No less per­son­al, yet writ­ten in the aca­demic style, Fer­til­i­ty and Jew­ish Law: Fem­i­nist Per­spec­tives on Ortho­dox Respon­sa Lit­er­a­ture describes the spec­trum of rab­bini­cal legal opin­ions on birth con­trol, abor­tion, arti­fi­cial insem­i­na­tion, in vit­ro fer­til­iza­tion, and sur­ro­ga­cy. Irshai’s analy­sis is fem­i­nist in that she high­lights and cri­tiques these opin­ions for their bias­es against and omis­sions of women’s per­spec­tives. A par­tic­u­lar strength is the writer’s pre­sen­ta­tion of frame­work and back­ground. Irshai con­trasts fem­i­nist approach­es to these issues with the range of more-con­ser­v­a­tive and less-con­ser­v­a­tive (arguably lib­er­al) respon­sa, both long­stand­ing and con­tem­po­rary. Read­ers will find the dis­cus­sions tech­ni­cal, well-researched, and pre­sent­ed with appro­pri­ate foun­da­tion; the read­er who already knows a rea­son­able amount about this sub­ject will come away with a greater appre­ci­a­tion for the dif­fi­cul­ty of Irshai’s task and with new ideas for inter­pre­ta­tive open­ings in this field. Indeed, the descrip­tive style is praise­wor­thy because it leaves room for the audi­ence to form our own impres­sions, and only after that to hear from Irshai where she thinks the oppor­tu­ni­ties for lib­er­al, more per­mis­sive inter­pre­ta­tions might be.

In stark but nec­es­sary con­trast, Mar­riage and Divorce in the Jew­ish State: Israel’s Civ­il War offers a human por­trait in the clash between Jew­ish law, as tra­di­tion­al­ly inter­pret­ed, and lived expe­ri­ences. Weiss and Gross-Horowitz present the sto­ries of six women to demon­strate the range of peo­ple caught up in the dif­fi­cul­ties of divorce in contem­porary Israel. Many read­ers will have heard of the plight of the agu­nah, the woman whose hus­band will not will­ing­ly give her a Jew­ish bill of divorce and so she is still mar­ried to him in accor­dance with Jew­ish law. This book gives an excel­lent intro­duc­tion and his­to­ry of the prob­lem from the Bible to the mod­ern Israeli state, where this approach to divorce is still prac­ticed.

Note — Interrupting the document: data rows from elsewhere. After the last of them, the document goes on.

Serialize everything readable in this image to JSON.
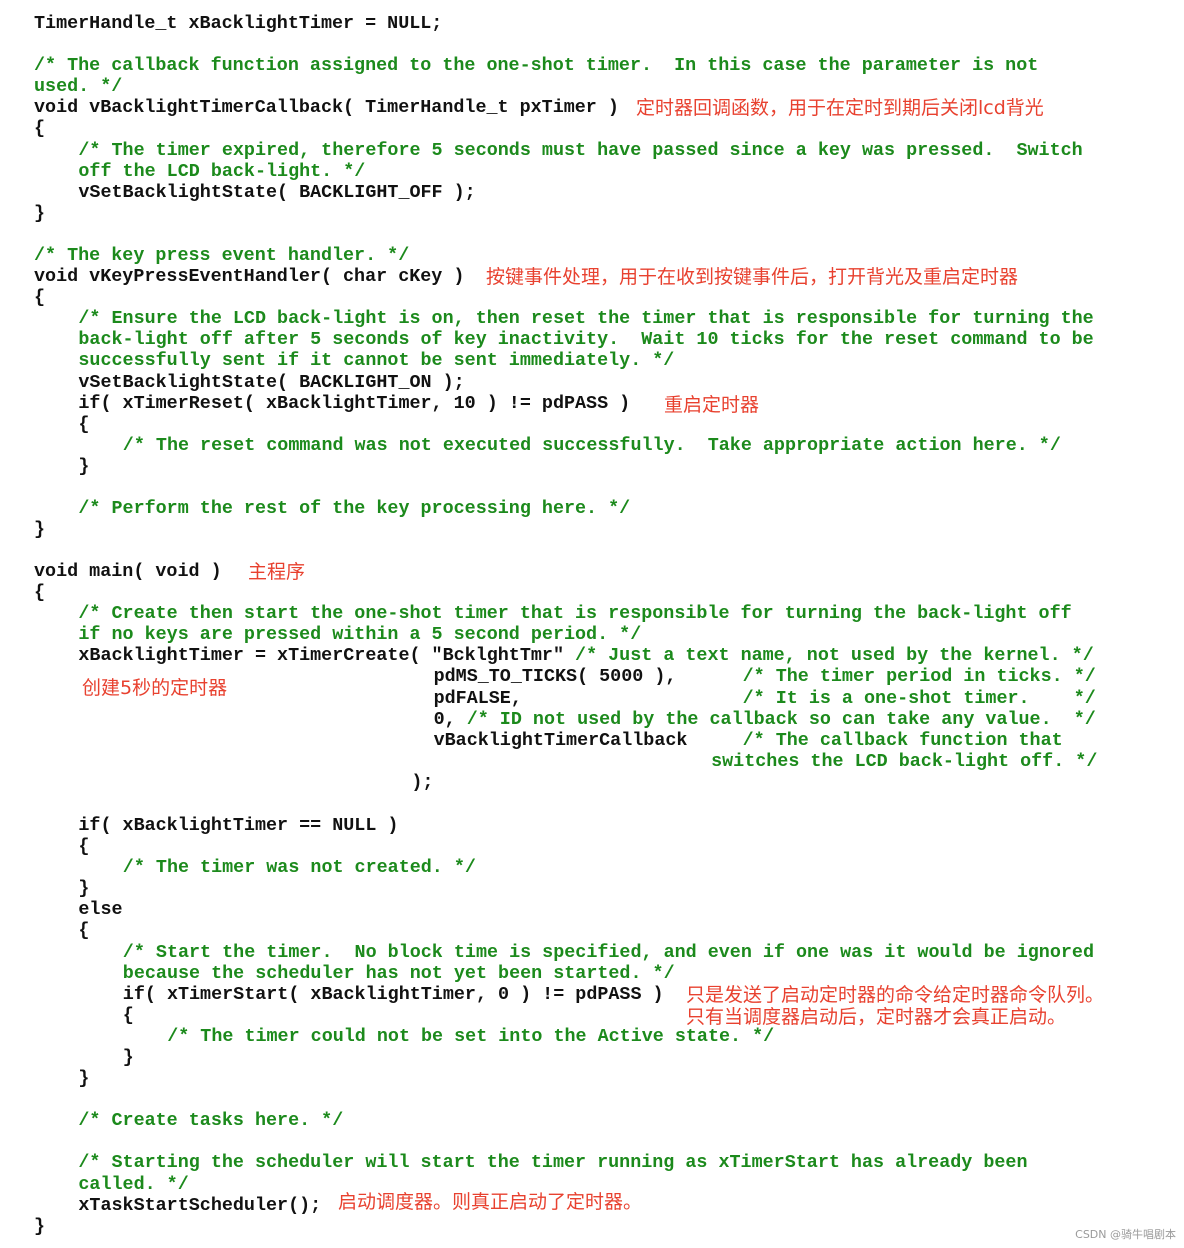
{
  "colors": {
    "code": "#111111",
    "comment": "#1c8a1c",
    "annotation": "#e8412f",
    "watermark": "#9a9a9a"
  },
  "lines": [
    {
      "indent": 0,
      "code": "TimerHandle_t xBacklightTimer = NULL;",
      "comment": ""
    },
    {
      "indent": 0,
      "code": "",
      "comment": "/* The callback function assigned to the one-shot timer.  In this case the parameter is not"
    },
    {
      "indent": 0,
      "code": "",
      "comment": "used. */"
    },
    {
      "indent": 0,
      "code": "void vBacklightTimerCallback( TimerHandle_t pxTimer )",
      "comment": ""
    },
    {
      "indent": 0,
      "code": "{",
      "comment": ""
    },
    {
      "indent": 4,
      "code": "",
      "comment": "/* The timer expired, therefore 5 seconds must have passed since a key was pressed.  Switch"
    },
    {
      "indent": 4,
      "code": "",
      "comment": "off the LCD back-light. */"
    },
    {
      "indent": 4,
      "code": "vSetBacklightState( BACKLIGHT_OFF );",
      "comment": ""
    },
    {
      "indent": 0,
      "code": "}",
      "comment": ""
    },
    {
      "indent": 0,
      "code": "",
      "comment": "/* The key press event handler. */"
    },
    {
      "indent": 0,
      "code": "void vKeyPressEventHandler( char cKey )",
      "comment": ""
    },
    {
      "indent": 0,
      "code": "{",
      "comment": ""
    },
    {
      "indent": 4,
      "code": "",
      "comment": "/* Ensure the LCD back-light is on, then reset the timer that is responsible for turning the"
    },
    {
      "indent": 4,
      "code": "",
      "comment": "back-light off after 5 seconds of key inactivity.  Wait 10 ticks for the reset command to be"
    },
    {
      "indent": 4,
      "code": "",
      "comment": "successfully sent if it cannot be sent immediately. */"
    },
    {
      "indent": 4,
      "code": "vSetBacklightState( BACKLIGHT_ON );",
      "comment": ""
    },
    {
      "indent": 4,
      "code": "if( xTimerReset( xBacklightTimer, 10 ) != pdPASS )",
      "comment": ""
    },
    {
      "indent": 4,
      "code": "{",
      "comment": ""
    },
    {
      "indent": 8,
      "code": "",
      "comment": "/* The reset command was not executed successfully.  Take appropriate action here. */"
    },
    {
      "indent": 4,
      "code": "}",
      "comment": ""
    },
    {
      "indent": 4,
      "code": "",
      "comment": "/* Perform the rest of the key processing here. */"
    },
    {
      "indent": 0,
      "code": "}",
      "comment": ""
    },
    {
      "indent": 0,
      "code": "void main( void )",
      "comment": ""
    },
    {
      "indent": 0,
      "code": "{",
      "comment": ""
    },
    {
      "indent": 4,
      "code": "",
      "comment": "/* Create then start the one-shot timer that is responsible for turning the back-light off"
    },
    {
      "indent": 4,
      "code": "",
      "comment": "if no keys are pressed within a 5 second period. */"
    },
    {
      "indent": 4,
      "code": "xBacklightTimer = xTimerCreate( \"BcklghtTmr\" ",
      "comment": "/* Just a text name, not used by the kernel. */"
    },
    {
      "indent": 36,
      "code": "pdMS_TO_TICKS( 5000 ),      ",
      "comment": "/* The timer period in ticks. */"
    },
    {
      "indent": 36,
      "code": "pdFALSE,                    ",
      "comment": "/* It is a one-shot timer.    */"
    },
    {
      "indent": 36,
      "code": "0, ",
      "comment": "/* ID not used by the callback so can take any value.  */"
    },
    {
      "indent": 36,
      "code": "vBacklightTimerCallback     ",
      "comment": "/* The callback function that"
    },
    {
      "indent": 61,
      "code": "",
      "comment": "switches the LCD back-light off. */"
    },
    {
      "indent": 34,
      "code": ");",
      "comment": ""
    },
    {
      "indent": 4,
      "code": "if( xBacklightTimer == NULL )",
      "comment": ""
    },
    {
      "indent": 4,
      "code": "{",
      "comment": ""
    },
    {
      "indent": 8,
      "code": "",
      "comment": "/* The timer was not created. */"
    },
    {
      "indent": 4,
      "code": "}",
      "comment": ""
    },
    {
      "indent": 4,
      "code": "else",
      "comment": ""
    },
    {
      "indent": 4,
      "code": "{",
      "comment": ""
    },
    {
      "indent": 8,
      "code": "",
      "comment": "/* Start the timer.  No block time is specified, and even if one was it would be ignored"
    },
    {
      "indent": 8,
      "code": "",
      "comment": "because the scheduler has not yet been started. */"
    },
    {
      "indent": 8,
      "code": "if( xTimerStart( xBacklightTimer, 0 ) != pdPASS )",
      "comment": ""
    },
    {
      "indent": 8,
      "code": "{",
      "comment": ""
    },
    {
      "indent": 12,
      "code": "",
      "comment": "/* The timer could not be set into the Active state. */"
    },
    {
      "indent": 8,
      "code": "}",
      "comment": ""
    },
    {
      "indent": 4,
      "code": "}",
      "comment": ""
    },
    {
      "indent": 4,
      "code": "",
      "comment": "/* Create tasks here. */"
    },
    {
      "indent": 4,
      "code": "",
      "comment": "/* Starting the scheduler will start the timer running as xTimerStart has already been"
    },
    {
      "indent": 4,
      "code": "",
      "comment": "called. */"
    },
    {
      "indent": 4,
      "code": "xTaskStartScheduler();",
      "comment": ""
    },
    {
      "indent": 0,
      "code": "}",
      "comment": ""
    }
  ],
  "annotations": {
    "callback": "定时器回调函数，用于在定时到期后关闭lcd背光",
    "key_handler": "按键事件处理，用于在收到按键事件后，打开背光及重启定时器",
    "timer_reset": "重启定时器",
    "main": "主程序",
    "create_timer": "创建5秒的定时器",
    "timer_start_1": "只是发送了启动定时器的命令给定时器命令队列。",
    "timer_start_2": "只有当调度器启动后，定时器才会真正启动。",
    "scheduler": "启动调度器。则真正启动了定时器。"
  },
  "watermark": "CSDN @骑牛唱剧本"
}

Main­ly, though, the authors focus on the six types of women — the clue­less agu­nah, the scar­let agu­nah, the ping-pong agu­nah, the acci­den­tal agu­nah, the agu­nah pawn, and the reluc­tant agu­nah—to demon­strate how this hap­pens and also to illus­trate the road­blocks put up by the offi­cial Israeli rab­binate to resolv­ing divorce cas­es in ways that respect the human rights of the women involved. The sto­ries are pow­er­ful, and the excel­lent legal analy­sis makes the conclu­sions about the need for civ­il mar­riage and respect for the rule of law all the more persuasive.

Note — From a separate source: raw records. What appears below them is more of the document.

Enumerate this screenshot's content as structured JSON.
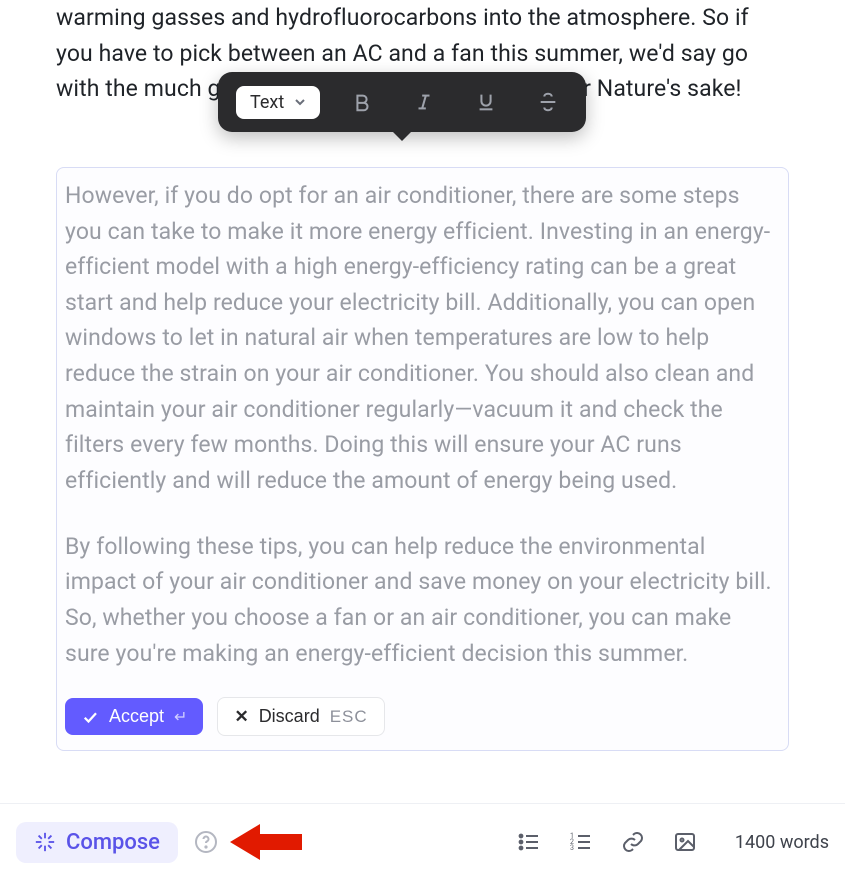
{
  "document": {
    "visible_text_top": "warming gasses and hydrofluorocarbons into the atmosphere. So if you have to pick between an AC and a fan this summer, we'd say go with the much greener option—for yours and Mother Nature's sake!",
    "suggestion": {
      "para1": "However, if you do opt for an air conditioner, there are some steps you can take to make it more energy efficient. Investing in an energy-efficient model with a high energy-efficiency rating can be a great start and help reduce your electricity bill. Additionally, you can open windows to let in natural air when temperatures are low to help reduce the strain on your air conditioner. You should also clean and maintain your air conditioner regularly—vacuum it and check the filters every few months. Doing this will ensure your AC runs efficiently and will reduce the amount of energy being used.",
      "para2": "By following these tips, you can help reduce the environmental impact of your air conditioner and save money on your electricity bill. So, whether you choose a fan or an air conditioner, you can make sure you're making an energy-efficient decision this summer."
    }
  },
  "floating_toolbar": {
    "text_dropdown_label": "Text",
    "icons": {
      "bold": "bold-icon",
      "italic": "italic-icon",
      "underline": "underline-icon",
      "strike": "strikethrough-icon"
    }
  },
  "actions": {
    "accept_label": "Accept",
    "accept_shortcut_glyph": "↵",
    "discard_label": "Discard",
    "discard_shortcut": "ESC"
  },
  "bottom": {
    "compose_label": "Compose",
    "word_count_label": "1400 words",
    "icons": {
      "bullet_list": "bullet-list-icon",
      "numbered_list": "numbered-list-icon",
      "link": "link-icon",
      "image": "image-icon",
      "help": "help-icon",
      "compose_sparkle": "sparkle-icon"
    }
  },
  "annotation": {
    "red_arrow": "points at help icon next to Compose"
  },
  "colors": {
    "accent": "#635bff",
    "accent_light": "#efeffe",
    "text_muted": "#999ca4"
  }
}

Sep­a­rate­ly these books are dif­fer­ent but strong, yet read togeth­er they offer per­spec­tives about the sta­tus and expe­ri­ences of women in Israel from which US-based read­ers will learn much. The Israeli authors — and in par­tic­u­lar these Israeli fem­i­nists — demon­strate that, despite the chal­lenges that long­stand­ing inter­pre­ta­tions of Jew­ish Law pose to women, there exist oppor­tu­ni­ties for rein­ter­pre­ta­tion and growth. The con­ver­sa­tion is fas­ci­nat­ing, and these books are a good way to be a part of the re-birth.

Addi­tion­al Titles Fea­tured in Review

Rachel Sara Rosen­thal is an envi­ron­men­tal attor­ney in Wash­ing­ton, DC. Orig­i­nal­ly from Greens­boro, North Car­oli­na, she grad­u­at­ed from Duke Uni­ver­si­ty in 2003 and Colum­bia Uni­ver­si­ty School of Law in 2006.

Discussion Questions